##### Information shown #####
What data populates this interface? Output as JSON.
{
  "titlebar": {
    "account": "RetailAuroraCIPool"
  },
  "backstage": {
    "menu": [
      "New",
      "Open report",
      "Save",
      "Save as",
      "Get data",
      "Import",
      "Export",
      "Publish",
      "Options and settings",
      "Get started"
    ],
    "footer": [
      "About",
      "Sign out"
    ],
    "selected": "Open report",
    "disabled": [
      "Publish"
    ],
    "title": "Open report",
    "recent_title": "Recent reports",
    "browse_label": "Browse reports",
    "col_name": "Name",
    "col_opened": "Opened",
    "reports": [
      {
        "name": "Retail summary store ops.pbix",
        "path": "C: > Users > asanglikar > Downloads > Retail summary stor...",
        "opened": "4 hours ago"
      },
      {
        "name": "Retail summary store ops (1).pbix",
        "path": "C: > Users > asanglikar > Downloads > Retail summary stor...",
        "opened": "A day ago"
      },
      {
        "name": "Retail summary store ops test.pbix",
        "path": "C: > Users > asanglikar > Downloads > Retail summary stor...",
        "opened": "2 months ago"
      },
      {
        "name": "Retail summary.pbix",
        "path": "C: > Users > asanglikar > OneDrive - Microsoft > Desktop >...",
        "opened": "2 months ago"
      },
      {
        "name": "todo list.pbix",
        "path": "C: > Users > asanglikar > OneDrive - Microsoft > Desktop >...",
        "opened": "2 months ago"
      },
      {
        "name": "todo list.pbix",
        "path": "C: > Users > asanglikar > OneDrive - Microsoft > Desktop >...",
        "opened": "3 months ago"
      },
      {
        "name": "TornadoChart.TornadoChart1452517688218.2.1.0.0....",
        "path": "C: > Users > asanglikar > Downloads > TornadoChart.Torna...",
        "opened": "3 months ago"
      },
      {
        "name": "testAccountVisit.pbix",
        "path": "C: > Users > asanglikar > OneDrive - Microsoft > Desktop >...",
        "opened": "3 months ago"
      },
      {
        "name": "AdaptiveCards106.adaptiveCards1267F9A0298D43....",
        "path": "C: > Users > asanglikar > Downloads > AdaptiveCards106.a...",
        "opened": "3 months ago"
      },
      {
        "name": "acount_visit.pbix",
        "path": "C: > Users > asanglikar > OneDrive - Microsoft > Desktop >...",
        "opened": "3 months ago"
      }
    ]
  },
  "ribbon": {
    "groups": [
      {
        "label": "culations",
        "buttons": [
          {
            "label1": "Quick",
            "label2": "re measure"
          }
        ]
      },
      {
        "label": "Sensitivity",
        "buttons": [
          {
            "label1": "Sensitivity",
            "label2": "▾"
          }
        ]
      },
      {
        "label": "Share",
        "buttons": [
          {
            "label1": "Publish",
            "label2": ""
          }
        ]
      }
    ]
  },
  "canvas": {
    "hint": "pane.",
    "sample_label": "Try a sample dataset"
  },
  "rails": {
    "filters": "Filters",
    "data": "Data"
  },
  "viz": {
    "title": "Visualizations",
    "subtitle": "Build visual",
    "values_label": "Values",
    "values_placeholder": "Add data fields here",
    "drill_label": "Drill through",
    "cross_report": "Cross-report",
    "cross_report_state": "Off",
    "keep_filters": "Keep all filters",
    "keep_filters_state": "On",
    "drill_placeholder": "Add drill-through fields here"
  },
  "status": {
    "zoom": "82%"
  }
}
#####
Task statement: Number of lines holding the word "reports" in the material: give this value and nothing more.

Exercise answer: 3